Assigned task: Give back the records below exactly, every one, with no pictures.

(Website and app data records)
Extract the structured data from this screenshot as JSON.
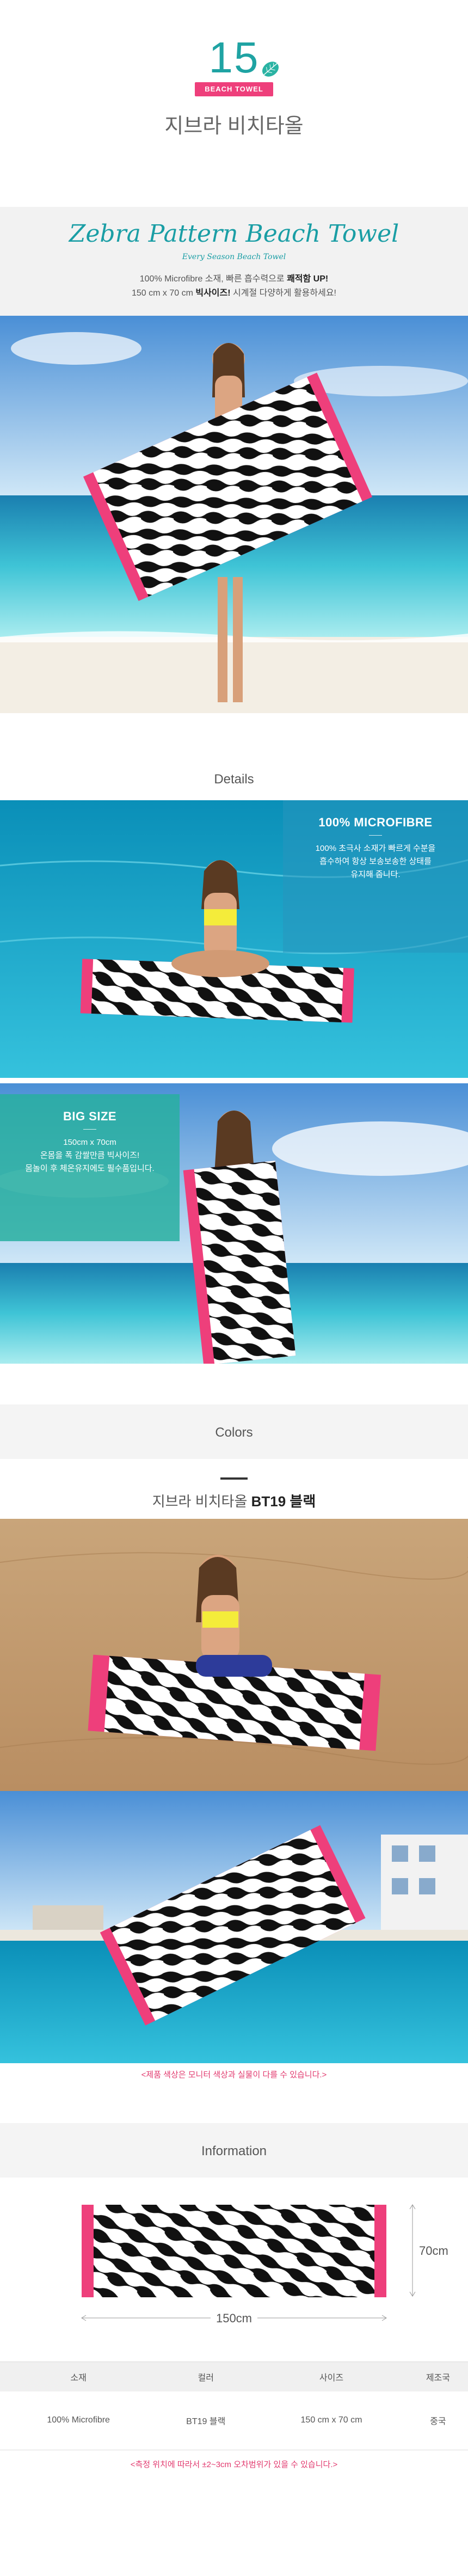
{
  "header": {
    "number": "15",
    "ribbon": "BEACH TOWEL",
    "title": "지브라 비치타올"
  },
  "intro": {
    "script_title": "Zebra Pattern Beach Towel",
    "script_subtitle": "Every Season Beach Towel",
    "line1_a": "100% Microfibre 소재, 빠른 흡수력으로 ",
    "line1_b": "쾌적함 UP!",
    "line2_a": "150 cm x 70 cm ",
    "line2_b": "빅사이즈!",
    "line2_c": " 시계절 다양하게 활용하세요!"
  },
  "details": {
    "heading": "Details",
    "microfibre_title": "100% MICROFIBRE",
    "microfibre_lines": [
      "100% 초극사 소재가 빠르게 수분을",
      "흡수하여 항상 보송보송한 상태를",
      "유지해 줍니다."
    ],
    "bigsize_title": "BIG SIZE",
    "bigsize_lines": [
      "150cm x 70cm",
      "온몸을 폭 감쌀만큼 빅사이즈!",
      "몸놀이 후 체온유지에도 필수품입니다."
    ]
  },
  "colors": {
    "heading": "Colors",
    "product_name": "지브라 비치타올 ",
    "product_code": "BT19 블랙",
    "notice": "<제품 색상은 모니터 색상과 실물이 다를 수 있습니다.>"
  },
  "information": {
    "heading": "Information",
    "height_label": "70cm",
    "width_label": "150cm",
    "table_headers": [
      "소재",
      "컬러",
      "사이즈",
      "제조국"
    ],
    "table_values": [
      "100% Microfibre",
      "BT19 블랙",
      "150 cm x 70 cm",
      "중국"
    ],
    "notice": "<측정 위치에 따라서 ±2~3cm 오차범위가 있을 수 있습니다.>"
  },
  "colors_palette": {
    "teal": "#1fa3a3",
    "pink": "#ee3f7b",
    "notice_red": "#e23a6f"
  }
}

Task response:
Extract the structured data from this screenshot as JSON.
{
  "header": {
    "number": "15",
    "ribbon": "BEACH TOWEL",
    "title": "지브라 비치타올"
  },
  "intro": {
    "script_title": "Zebra Pattern Beach Towel",
    "script_subtitle": "Every Season Beach Towel",
    "line1_a": "100% Microfibre 소재, 빠른 흡수력으로 ",
    "line1_b": "쾌적함 UP!",
    "line2_a": "150 cm x 70 cm ",
    "line2_b": "빅사이즈!",
    "line2_c": " 시계절 다양하게 활용하세요!"
  },
  "details": {
    "heading": "Details",
    "microfibre_title": "100% MICROFIBRE",
    "microfibre_lines": [
      "100% 초극사 소재가 빠르게 수분을",
      "흡수하여 항상 보송보송한 상태를",
      "유지해 줍니다."
    ],
    "bigsize_title": "BIG SIZE",
    "bigsize_lines": [
      "150cm x 70cm",
      "온몸을 폭 감쌀만큼 빅사이즈!",
      "몸놀이 후 체온유지에도 필수품입니다."
    ]
  },
  "colors": {
    "heading": "Colors",
    "product_name": "지브라 비치타올 ",
    "product_code": "BT19 블랙",
    "notice": "<제품 색상은 모니터 색상과 실물이 다를 수 있습니다.>"
  },
  "information": {
    "heading": "Information",
    "height_label": "70cm",
    "width_label": "150cm",
    "table_headers": [
      "소재",
      "컬러",
      "사이즈",
      "제조국"
    ],
    "table_values": [
      "100% Microfibre",
      "BT19 블랙",
      "150 cm x 70 cm",
      "중국"
    ],
    "notice": "<측정 위치에 따라서 ±2~3cm 오차범위가 있을 수 있습니다.>"
  },
  "colors_palette": {
    "teal": "#1fa3a3",
    "pink": "#ee3f7b",
    "notice_red": "#e23a6f"
  }
}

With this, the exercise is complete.